* **The problem**
Pick out every line of the entries below where "this" occurs, and copy those lines.

* **Working data**
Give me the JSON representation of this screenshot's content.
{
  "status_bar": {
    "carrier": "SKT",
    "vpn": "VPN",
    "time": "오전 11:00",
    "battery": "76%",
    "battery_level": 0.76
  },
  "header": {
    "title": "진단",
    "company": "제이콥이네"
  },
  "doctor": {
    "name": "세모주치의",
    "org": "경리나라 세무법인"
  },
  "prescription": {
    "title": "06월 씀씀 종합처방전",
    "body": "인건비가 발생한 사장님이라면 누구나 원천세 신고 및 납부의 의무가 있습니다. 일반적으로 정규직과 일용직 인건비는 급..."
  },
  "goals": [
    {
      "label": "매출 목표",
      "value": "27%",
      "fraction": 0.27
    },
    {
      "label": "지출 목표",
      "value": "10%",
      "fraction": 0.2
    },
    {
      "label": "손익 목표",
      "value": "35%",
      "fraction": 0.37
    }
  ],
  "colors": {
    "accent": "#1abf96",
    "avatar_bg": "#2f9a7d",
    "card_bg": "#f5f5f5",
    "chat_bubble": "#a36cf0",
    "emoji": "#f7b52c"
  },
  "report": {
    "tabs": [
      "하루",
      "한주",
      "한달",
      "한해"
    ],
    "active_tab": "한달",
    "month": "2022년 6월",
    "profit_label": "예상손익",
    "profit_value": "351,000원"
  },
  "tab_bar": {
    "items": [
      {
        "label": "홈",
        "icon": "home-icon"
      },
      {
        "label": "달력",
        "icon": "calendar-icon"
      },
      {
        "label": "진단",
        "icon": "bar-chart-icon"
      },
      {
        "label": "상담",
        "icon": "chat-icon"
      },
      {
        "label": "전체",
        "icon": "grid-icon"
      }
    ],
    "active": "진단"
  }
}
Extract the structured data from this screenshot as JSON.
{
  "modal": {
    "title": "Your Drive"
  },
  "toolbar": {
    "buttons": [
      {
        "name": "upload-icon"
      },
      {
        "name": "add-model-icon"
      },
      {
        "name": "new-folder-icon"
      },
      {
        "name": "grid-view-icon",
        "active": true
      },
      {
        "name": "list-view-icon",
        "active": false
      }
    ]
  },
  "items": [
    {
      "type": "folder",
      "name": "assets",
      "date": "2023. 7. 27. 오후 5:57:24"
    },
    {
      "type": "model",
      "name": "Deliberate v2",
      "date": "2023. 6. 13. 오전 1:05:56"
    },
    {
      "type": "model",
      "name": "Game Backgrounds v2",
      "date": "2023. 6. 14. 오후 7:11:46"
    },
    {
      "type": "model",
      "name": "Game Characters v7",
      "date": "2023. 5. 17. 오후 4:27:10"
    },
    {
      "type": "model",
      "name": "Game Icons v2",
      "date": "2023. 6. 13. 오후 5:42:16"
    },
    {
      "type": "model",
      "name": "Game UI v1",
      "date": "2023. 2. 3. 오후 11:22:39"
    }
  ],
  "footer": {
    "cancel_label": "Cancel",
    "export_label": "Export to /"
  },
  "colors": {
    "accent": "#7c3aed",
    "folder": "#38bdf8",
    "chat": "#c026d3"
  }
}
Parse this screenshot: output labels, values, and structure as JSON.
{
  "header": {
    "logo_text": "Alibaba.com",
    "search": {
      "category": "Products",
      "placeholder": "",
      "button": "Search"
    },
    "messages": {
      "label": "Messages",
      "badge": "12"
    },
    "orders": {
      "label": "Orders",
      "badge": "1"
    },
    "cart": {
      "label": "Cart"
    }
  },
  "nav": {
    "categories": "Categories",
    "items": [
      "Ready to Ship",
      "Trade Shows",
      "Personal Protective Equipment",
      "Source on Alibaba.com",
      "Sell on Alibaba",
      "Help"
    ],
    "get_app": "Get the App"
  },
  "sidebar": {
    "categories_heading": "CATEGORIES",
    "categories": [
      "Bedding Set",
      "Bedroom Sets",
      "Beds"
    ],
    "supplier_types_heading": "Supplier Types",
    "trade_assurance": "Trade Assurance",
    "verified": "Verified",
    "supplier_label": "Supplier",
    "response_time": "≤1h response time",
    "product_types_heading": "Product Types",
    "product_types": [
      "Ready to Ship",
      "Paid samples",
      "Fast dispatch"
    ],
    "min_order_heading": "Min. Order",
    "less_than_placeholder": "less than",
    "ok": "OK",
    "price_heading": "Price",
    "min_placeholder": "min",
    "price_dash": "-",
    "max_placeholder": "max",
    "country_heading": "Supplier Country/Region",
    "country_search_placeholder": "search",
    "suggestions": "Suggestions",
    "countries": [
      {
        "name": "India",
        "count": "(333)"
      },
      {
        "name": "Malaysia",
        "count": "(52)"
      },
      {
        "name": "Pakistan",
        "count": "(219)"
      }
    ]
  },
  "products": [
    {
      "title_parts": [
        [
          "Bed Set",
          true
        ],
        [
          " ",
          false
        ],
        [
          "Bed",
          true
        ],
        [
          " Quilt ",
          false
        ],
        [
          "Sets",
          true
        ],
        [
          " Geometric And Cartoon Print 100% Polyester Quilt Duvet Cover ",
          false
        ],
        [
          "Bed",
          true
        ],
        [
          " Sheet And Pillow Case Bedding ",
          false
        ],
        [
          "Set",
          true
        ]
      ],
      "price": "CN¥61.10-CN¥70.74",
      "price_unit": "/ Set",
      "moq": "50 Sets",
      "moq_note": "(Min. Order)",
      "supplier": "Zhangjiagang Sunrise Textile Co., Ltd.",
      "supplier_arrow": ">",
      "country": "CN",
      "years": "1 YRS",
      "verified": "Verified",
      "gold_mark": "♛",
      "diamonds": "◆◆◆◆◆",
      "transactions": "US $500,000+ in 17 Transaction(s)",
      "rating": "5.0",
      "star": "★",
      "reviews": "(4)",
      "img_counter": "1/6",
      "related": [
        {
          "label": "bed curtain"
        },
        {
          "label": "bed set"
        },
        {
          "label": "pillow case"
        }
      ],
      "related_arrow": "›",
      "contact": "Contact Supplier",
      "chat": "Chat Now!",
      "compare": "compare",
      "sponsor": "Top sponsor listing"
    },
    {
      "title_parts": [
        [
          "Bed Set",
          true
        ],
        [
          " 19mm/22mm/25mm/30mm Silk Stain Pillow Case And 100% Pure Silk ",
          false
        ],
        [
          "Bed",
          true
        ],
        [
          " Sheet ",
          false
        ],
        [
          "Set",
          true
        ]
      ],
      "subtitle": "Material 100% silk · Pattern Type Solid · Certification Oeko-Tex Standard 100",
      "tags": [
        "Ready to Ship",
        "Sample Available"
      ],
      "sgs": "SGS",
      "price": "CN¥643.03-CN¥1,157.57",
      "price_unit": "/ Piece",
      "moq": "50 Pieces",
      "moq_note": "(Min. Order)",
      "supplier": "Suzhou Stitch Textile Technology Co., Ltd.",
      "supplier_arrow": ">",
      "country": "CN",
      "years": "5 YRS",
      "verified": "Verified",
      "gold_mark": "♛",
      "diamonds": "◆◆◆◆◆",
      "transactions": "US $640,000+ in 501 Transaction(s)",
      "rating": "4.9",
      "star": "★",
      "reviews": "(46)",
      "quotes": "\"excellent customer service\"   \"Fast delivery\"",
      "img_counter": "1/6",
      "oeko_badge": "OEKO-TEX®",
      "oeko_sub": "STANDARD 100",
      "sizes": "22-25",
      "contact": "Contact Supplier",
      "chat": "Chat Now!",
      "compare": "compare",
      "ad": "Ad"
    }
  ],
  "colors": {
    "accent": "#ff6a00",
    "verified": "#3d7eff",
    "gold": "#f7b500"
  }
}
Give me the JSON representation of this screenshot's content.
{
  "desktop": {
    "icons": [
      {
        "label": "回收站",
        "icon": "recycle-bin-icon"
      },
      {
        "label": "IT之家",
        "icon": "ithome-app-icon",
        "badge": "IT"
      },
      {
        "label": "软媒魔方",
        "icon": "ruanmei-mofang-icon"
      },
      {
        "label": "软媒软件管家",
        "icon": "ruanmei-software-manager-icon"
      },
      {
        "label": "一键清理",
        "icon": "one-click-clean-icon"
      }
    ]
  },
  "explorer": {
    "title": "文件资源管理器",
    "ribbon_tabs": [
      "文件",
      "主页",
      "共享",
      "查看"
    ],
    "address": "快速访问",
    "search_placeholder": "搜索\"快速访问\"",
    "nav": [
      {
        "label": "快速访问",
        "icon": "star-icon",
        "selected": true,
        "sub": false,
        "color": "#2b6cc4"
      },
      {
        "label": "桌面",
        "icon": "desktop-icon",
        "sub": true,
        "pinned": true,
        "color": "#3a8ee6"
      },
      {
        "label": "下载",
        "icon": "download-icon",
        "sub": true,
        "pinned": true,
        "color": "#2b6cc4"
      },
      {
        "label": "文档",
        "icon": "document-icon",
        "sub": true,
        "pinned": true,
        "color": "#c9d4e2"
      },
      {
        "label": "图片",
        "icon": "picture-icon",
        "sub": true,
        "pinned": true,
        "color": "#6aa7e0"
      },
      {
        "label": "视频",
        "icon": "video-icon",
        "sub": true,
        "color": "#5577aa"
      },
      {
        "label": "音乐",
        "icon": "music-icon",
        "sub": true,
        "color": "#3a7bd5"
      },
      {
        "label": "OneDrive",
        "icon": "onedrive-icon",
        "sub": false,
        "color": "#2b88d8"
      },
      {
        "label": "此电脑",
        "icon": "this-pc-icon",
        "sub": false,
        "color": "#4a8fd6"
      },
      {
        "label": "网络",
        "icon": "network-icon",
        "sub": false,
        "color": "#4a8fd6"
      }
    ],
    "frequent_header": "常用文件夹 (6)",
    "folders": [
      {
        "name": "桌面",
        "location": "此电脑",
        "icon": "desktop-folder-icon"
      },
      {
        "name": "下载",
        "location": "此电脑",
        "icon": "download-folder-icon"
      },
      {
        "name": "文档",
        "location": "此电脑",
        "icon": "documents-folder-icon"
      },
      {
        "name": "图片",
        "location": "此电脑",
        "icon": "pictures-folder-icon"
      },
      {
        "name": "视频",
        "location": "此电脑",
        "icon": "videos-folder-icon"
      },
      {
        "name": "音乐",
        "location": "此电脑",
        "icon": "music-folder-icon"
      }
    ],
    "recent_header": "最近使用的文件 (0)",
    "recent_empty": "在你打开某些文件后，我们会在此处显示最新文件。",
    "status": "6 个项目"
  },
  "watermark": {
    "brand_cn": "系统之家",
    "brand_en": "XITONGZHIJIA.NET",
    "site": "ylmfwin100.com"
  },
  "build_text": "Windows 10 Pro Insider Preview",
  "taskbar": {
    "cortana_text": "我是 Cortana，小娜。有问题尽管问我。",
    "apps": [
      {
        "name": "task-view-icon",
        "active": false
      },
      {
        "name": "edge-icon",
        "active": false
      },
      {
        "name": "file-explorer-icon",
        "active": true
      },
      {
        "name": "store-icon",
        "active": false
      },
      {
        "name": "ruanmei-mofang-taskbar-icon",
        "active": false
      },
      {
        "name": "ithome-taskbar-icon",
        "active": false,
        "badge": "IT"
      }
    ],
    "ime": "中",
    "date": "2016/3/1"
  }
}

* **Task solution**
Give me the JSON representation of this screenshot's content.
Extract the structured data from this screenshot as JSON.
Parse this screenshot: output labels, values, and structure as JSON.
Give me the JSON representation of this screenshot's content.
        "icon": "this-pc-icon",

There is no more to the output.